Arjan Meijer, CEO of Embraer’s commercial aviation division, gave a very enlightening interview to Money, from Poland. The Brazilian manufacturer is negotiating with LOT, the country’s main airline, a massive order of E2 jets to replace the 40 first-generation E-Jets currently in service.
Asked about the success of the Airbus A220, formerly Bombardier’s C Series, Meijer came up with an interesting analogy. “The Airbus A220 really has a longer range. But it’s a bit like sports cars – you can drive them faster, but that’s not the solution when you want to take your kids to school and shop every day,” said the executive.
Also according to him, the E195-E2 is capable of covering 99.6% of the routes operated by the A220, but with about 10% less fuel consumption – Arjan Meijer did not explain which Airbus variant he was referring to.
Regarding a possible long-range version of the E2, the CEO did not rule it out, however, he considers that the new generation of regional jets is profitable for flights of up to 5 hours.
Meijer revealed curious details about the negotiations for the sale of commercial aircraft, from which he sees similarities with the choice of automobiles: “The main difference is that in the automotive market, the choice is much greater,” he said.
According to the Dutchman, the most important aspect when choosing a passenger plane is the so-called NPV (Net Present Value), which is what the operator will earn with the asset during its operation.
He explained that the sales process can take anywhere from six to 18 months, although in some cases it takes even longer. “It’s like going to a [car] dealership a few times to see, touch, try on your seat, ask about something and think about it. In our case, these meetings are held at air shows and sometimes at company headquarters.”
Arjan Meijer pointed out that in the case of smaller airlines, the matter is usually stressful because it is a process that takes place every 10 or 15 years and often those who participated in the previous order no longer work for the company.
Finally, the chief executive sees a great opportunity for the E190F and E195F, passenger versions converted to cargo. For him, before the pandemic, cargo planes were disappearing from the hub connection market, due to the use of passenger aircraft holds.

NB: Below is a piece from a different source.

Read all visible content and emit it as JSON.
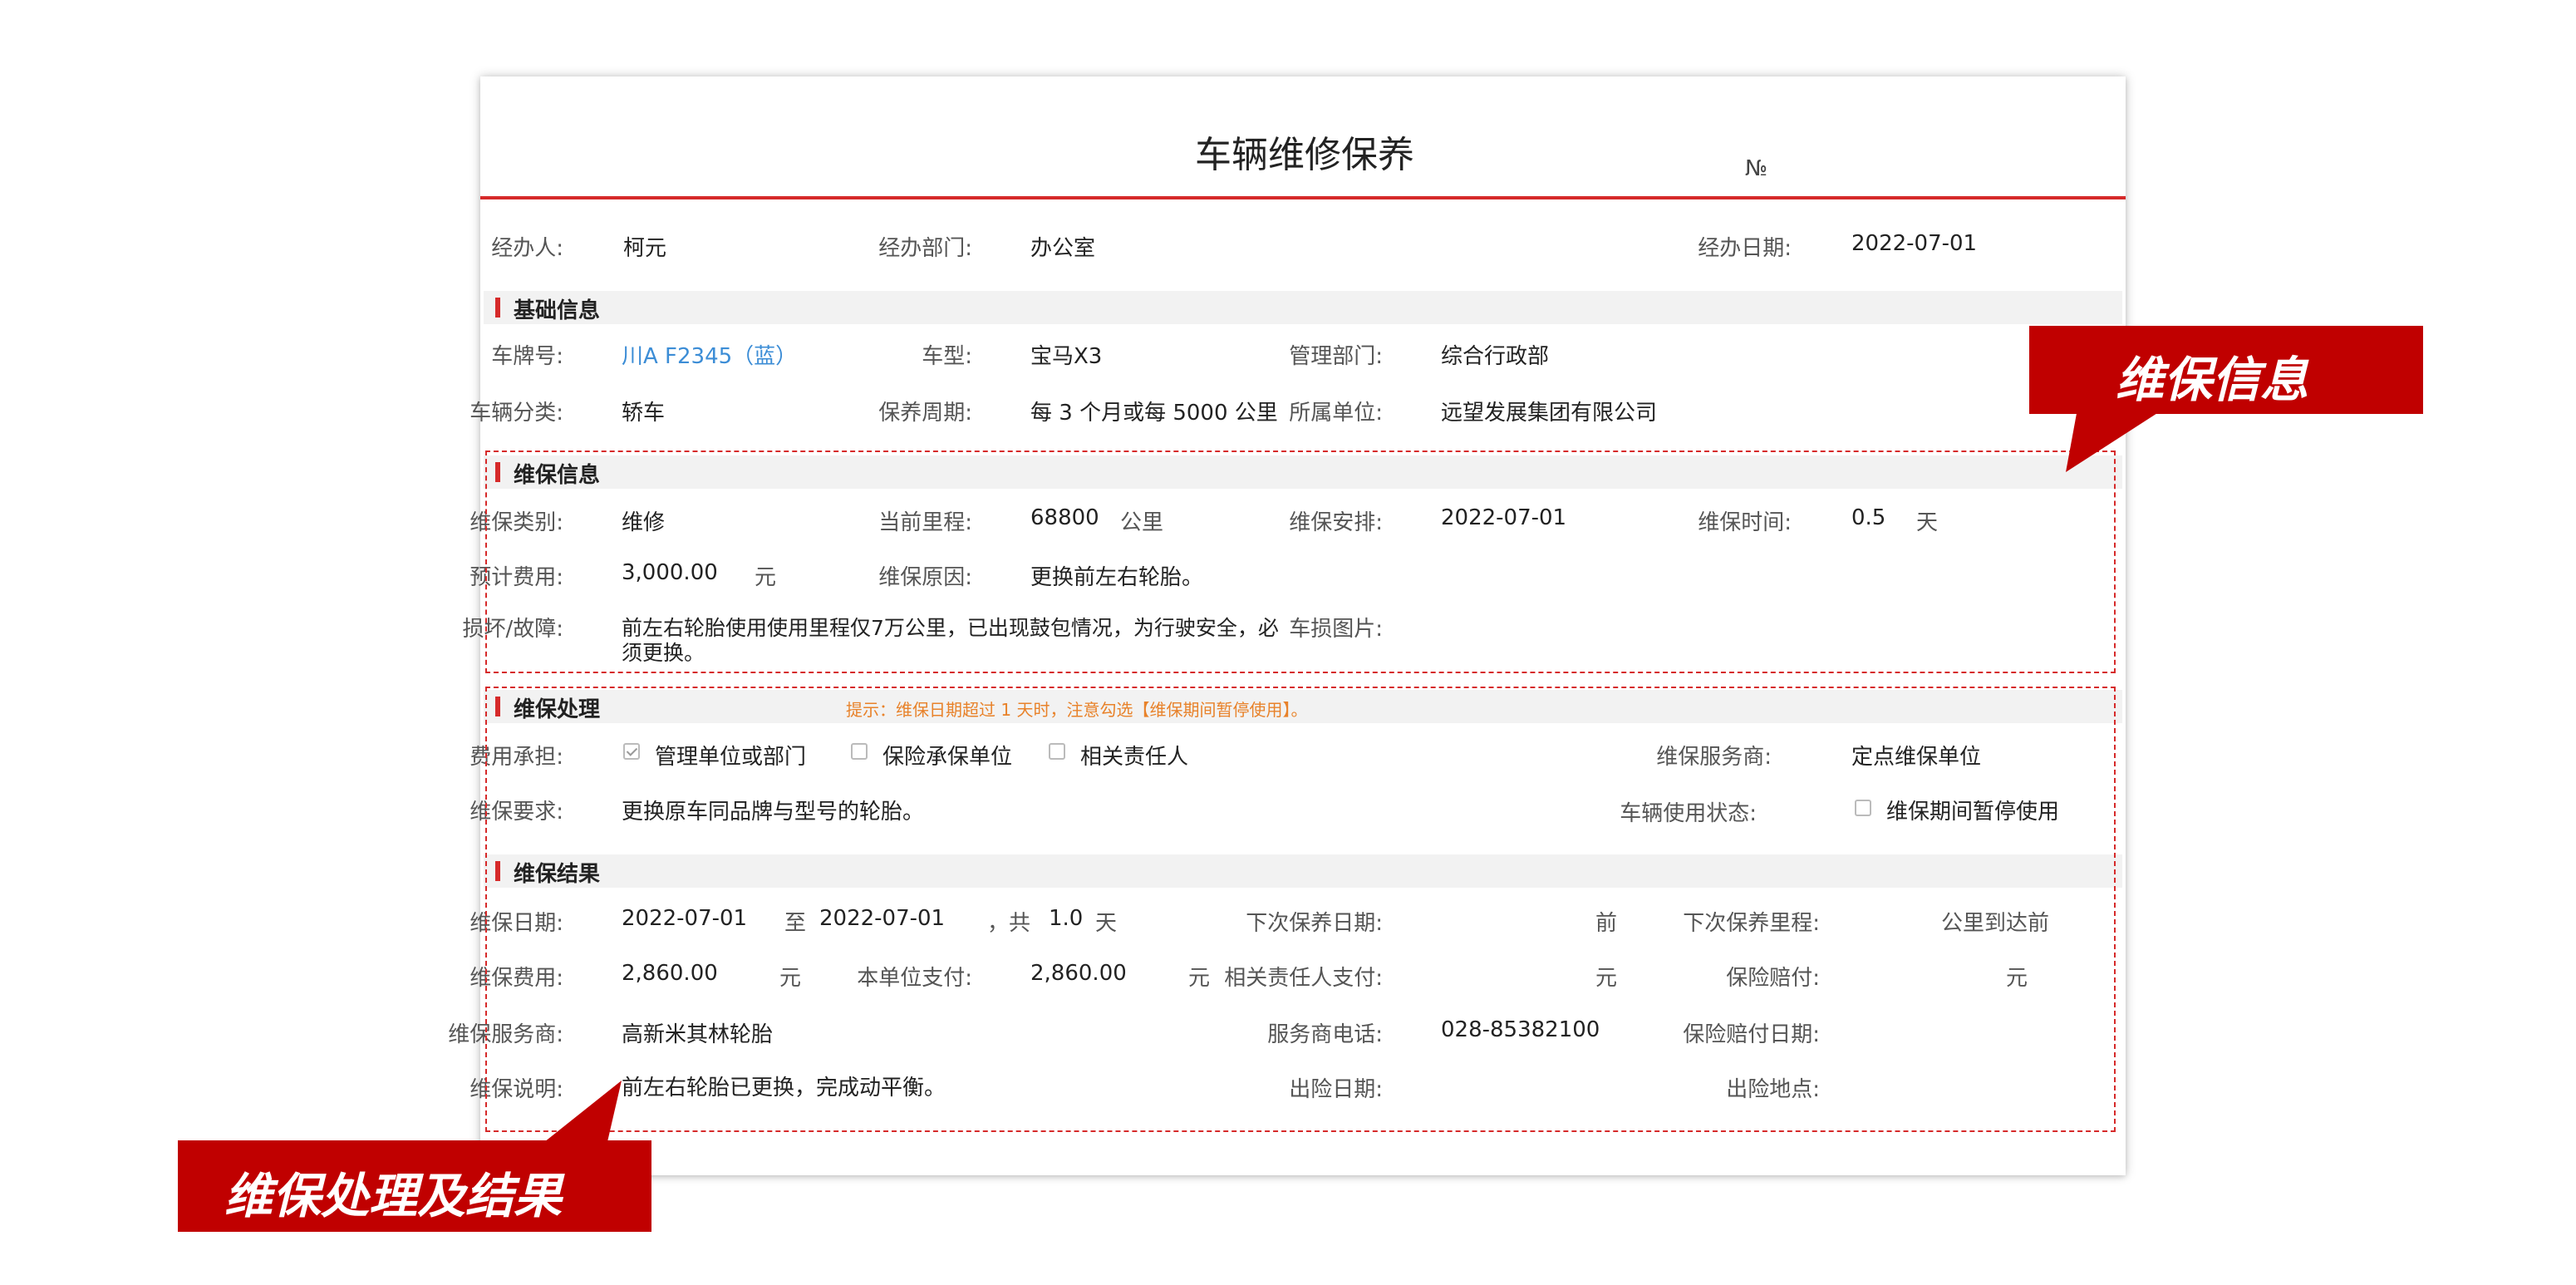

Now, with e-commerce on the rise, operators need to be agile, as they need to fly closer to customers, which opens up a huge opportunity for Embraer’s P2F program.